Posts tagged writer wednesday
Posts tagged writer wednesday
Writers are faced with the task of completing pieces of poetry and prose with not much to guide them but raw talent and an accurate inner compass for what is “finished” and what still needs work. So when that inner compass starts to waver, many writers doubt their talent instead of realigning the compass. The following list of self-sabotage scenarios and solutions will help you evaluate your inner struggle with clear eyes so you can cancel your pity party and get back on the writing horse.
Many poets begin their early years writing rhyming poetry, which is a great way to get a handle for the rhythmic nature of poetry, and it was certainly a valid form for many great poets: John Keats, Emily Dickinson, and Robert Frost are all respected poets who wrote rhyming poetry and wrote it well.

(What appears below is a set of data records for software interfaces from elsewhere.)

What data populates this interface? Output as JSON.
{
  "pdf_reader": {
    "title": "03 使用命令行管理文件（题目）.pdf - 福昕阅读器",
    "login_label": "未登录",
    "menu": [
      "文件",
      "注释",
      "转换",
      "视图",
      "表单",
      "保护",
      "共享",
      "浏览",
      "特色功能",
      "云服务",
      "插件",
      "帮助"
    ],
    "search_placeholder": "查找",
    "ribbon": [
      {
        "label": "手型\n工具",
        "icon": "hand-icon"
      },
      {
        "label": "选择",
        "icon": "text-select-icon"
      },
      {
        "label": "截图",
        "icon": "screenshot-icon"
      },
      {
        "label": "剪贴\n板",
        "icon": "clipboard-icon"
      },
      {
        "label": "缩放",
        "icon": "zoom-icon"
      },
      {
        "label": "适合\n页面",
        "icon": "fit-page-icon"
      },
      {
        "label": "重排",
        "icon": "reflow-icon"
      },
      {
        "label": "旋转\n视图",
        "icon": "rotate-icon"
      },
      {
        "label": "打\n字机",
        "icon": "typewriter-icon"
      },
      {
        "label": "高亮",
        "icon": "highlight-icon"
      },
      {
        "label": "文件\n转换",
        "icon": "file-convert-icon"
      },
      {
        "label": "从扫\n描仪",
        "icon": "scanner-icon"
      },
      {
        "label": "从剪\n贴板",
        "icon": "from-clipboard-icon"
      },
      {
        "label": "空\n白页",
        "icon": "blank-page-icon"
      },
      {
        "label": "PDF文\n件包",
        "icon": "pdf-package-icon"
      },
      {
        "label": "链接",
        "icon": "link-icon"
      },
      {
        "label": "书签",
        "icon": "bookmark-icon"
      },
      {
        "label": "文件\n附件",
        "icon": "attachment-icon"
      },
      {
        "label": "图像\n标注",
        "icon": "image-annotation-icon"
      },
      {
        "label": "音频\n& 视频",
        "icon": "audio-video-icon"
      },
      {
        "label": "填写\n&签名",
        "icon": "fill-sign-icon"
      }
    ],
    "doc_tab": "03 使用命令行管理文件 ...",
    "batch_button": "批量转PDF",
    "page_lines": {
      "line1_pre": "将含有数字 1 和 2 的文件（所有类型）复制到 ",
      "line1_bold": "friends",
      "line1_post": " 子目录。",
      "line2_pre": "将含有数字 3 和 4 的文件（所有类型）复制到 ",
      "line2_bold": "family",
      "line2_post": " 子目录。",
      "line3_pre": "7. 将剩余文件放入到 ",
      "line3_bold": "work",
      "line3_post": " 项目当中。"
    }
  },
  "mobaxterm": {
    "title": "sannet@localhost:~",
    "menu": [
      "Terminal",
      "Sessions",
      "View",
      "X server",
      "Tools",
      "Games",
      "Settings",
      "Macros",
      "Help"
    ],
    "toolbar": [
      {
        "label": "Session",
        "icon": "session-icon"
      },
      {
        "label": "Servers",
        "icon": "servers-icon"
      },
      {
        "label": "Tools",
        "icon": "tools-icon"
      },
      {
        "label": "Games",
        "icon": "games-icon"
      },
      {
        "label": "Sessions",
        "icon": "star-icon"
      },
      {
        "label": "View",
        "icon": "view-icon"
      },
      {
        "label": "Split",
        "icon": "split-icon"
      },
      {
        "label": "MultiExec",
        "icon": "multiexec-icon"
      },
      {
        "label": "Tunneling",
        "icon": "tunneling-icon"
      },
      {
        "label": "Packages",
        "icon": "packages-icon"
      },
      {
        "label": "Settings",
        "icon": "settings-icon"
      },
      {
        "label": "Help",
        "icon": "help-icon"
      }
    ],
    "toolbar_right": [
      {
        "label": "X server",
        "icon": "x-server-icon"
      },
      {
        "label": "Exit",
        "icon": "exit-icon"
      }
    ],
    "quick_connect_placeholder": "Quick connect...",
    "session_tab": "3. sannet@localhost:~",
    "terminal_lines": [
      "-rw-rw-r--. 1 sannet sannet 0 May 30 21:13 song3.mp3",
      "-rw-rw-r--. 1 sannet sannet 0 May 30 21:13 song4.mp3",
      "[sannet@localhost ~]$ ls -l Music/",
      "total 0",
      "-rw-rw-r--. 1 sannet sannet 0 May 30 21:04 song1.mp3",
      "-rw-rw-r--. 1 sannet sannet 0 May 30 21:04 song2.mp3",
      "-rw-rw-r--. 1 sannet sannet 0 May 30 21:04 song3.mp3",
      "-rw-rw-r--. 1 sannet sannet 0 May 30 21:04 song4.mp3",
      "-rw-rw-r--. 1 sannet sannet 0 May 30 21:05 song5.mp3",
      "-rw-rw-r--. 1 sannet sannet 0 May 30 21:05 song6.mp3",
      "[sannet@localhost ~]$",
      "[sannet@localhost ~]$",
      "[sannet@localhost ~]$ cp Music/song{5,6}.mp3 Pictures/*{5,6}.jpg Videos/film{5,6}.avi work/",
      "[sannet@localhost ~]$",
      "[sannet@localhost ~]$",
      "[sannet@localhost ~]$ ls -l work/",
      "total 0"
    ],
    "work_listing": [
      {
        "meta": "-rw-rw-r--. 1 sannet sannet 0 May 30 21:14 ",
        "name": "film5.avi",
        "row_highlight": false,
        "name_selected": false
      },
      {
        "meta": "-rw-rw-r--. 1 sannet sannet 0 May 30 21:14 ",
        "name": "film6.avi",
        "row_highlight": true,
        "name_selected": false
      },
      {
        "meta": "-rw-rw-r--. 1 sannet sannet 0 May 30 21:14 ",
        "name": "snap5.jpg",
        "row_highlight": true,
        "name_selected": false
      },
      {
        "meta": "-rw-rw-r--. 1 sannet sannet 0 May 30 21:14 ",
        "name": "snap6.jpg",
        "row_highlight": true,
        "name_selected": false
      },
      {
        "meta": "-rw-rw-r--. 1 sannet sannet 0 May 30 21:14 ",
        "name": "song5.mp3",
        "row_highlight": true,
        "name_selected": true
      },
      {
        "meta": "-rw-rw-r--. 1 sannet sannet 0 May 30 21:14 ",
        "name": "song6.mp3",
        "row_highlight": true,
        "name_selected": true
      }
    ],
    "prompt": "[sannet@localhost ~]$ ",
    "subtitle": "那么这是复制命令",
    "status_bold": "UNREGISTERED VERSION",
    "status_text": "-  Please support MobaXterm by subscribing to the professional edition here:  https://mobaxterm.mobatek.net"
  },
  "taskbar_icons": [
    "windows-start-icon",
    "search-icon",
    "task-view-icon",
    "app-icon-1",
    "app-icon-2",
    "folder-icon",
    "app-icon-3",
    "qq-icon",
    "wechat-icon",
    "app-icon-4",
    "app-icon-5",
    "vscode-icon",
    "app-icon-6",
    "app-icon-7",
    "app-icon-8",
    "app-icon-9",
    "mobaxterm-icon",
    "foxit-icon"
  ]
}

But times have changed: For those of us trying to break into the world of contemporary poetry as published authors in this lifetime, rhyme isn’t always the best way to go—at least in the sense that many of us think of rhyme.
Read on for tips on how to spice up your style so that you AND the editors reviewing your poems will be pleased.
Writers don’t always make the right decision when choosing whether or not to mention self-published books in query letter bios. And while this isn’t a black-and-white issue, we’ve prepared some basic guidelines to help you make that decision. (Note: Keep in mind that the guidelines listed below are related to mentioning the existence of self-published books when querying a different, unpublished manuscript. If you are querying agents with a self-published book, there are different “best practices” to follow.)
The writing life is tough enough. With the pressures of deadlines, always needing new work to submit, and the occasional writer’s block, the last thing a serious writer needs is to feel guilty about his or her craft. This guilt can stem from a variety of places, like having to cancel plans with friends in order to finish your new story, or from not making enough money to make all that work seem worthwhile.
But all hope is not lost! Writer’s Relief has come up with five practical ways to help minimize your guilt complex and maximize your writing potential.
When approaching literary agents in hopes of securing representation, you’ll want to make sure the agent and/or agency is legitimate. Before you get talked into signing a contract, check out our previous 3 Major Red Flags post and then ask yourself these questions.
Beginner and veteran writers alike can be victimized by shady literary agents. If you don’t know what to look for, you can fall prey to an agent who is looking to make a quick buck. So, how can you tell if a literary agent is legitimate? We’ve got answers.
Submitting to anthologies (such as “Chicken Soup for the Soul”) is a great way for new writers to break into the industry and for established writers to keep their work circulating—and we’ve got tips for making effective anthology submissions.
The short story is an increasingly popular literary form in today’s market. But when short story writers find themselves surrounded by stacks of individual short stories, they might wonder, “Should I publish my stories as a collection?”
While there’s no guaranteed way to get a collection of short stories published, here are six realistic steps you can take to turn your stories into a book.
If you’re a poet, maintaining a poetic sensibility is important whether you have all the time in the world or no time at all. But that can be hard to do when your boss is screaming for the report that was due an hour ago, the kids need to be picked up from soccer practice, and Fido just left you a gift on the living room floor.
Here are some things you can do to stay in a poetic state of mind all day, every day.